→ **Data for analysis**:
* * *

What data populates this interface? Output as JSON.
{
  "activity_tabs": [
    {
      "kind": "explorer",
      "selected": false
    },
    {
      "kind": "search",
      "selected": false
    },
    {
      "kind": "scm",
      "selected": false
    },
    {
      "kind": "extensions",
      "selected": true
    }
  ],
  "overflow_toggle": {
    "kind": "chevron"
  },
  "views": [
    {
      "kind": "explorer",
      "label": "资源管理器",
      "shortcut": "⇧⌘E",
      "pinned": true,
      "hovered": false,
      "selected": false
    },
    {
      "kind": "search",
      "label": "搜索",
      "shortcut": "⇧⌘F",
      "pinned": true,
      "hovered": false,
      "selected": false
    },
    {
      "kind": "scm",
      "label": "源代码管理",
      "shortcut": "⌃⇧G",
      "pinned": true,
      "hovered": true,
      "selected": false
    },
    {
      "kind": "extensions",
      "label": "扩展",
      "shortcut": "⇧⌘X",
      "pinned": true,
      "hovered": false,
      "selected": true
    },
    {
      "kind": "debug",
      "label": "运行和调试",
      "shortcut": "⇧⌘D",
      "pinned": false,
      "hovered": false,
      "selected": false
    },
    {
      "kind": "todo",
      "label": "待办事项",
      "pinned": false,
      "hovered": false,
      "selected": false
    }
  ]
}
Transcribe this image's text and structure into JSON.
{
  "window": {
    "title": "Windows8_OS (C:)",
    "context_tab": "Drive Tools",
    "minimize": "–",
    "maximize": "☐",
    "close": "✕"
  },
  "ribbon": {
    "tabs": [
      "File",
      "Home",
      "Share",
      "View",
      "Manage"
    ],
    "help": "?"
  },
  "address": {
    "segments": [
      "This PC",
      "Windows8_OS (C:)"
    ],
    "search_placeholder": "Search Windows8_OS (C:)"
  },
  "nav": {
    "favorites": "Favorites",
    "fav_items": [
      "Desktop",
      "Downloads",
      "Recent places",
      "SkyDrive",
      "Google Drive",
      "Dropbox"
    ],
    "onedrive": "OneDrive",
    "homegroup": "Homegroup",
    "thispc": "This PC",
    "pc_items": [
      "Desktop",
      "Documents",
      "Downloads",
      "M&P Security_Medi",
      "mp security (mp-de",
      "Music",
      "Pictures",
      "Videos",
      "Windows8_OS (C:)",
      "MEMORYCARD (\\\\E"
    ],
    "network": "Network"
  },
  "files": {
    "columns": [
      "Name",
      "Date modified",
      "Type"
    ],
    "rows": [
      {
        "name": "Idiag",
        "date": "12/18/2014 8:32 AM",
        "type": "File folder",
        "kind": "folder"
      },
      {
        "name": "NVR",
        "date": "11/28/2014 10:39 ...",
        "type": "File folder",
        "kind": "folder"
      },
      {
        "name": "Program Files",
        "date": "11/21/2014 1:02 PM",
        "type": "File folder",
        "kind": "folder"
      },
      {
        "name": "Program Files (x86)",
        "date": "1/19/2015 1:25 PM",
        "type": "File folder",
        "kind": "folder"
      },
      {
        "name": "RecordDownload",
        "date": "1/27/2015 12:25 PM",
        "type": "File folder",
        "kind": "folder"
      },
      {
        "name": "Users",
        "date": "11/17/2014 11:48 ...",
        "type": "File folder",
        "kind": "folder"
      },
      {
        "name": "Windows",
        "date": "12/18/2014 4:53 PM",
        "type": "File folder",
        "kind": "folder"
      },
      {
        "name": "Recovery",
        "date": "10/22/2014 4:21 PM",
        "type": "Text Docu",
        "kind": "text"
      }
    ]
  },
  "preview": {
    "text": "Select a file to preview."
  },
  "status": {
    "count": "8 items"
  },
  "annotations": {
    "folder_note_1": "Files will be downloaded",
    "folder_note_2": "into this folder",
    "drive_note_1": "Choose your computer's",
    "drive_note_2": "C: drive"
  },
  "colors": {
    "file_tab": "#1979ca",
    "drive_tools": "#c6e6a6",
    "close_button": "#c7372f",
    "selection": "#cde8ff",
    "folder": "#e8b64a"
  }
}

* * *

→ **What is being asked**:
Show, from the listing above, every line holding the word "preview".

→ **Output for this task**:
  "preview": {
    "text": "Select a file to preview."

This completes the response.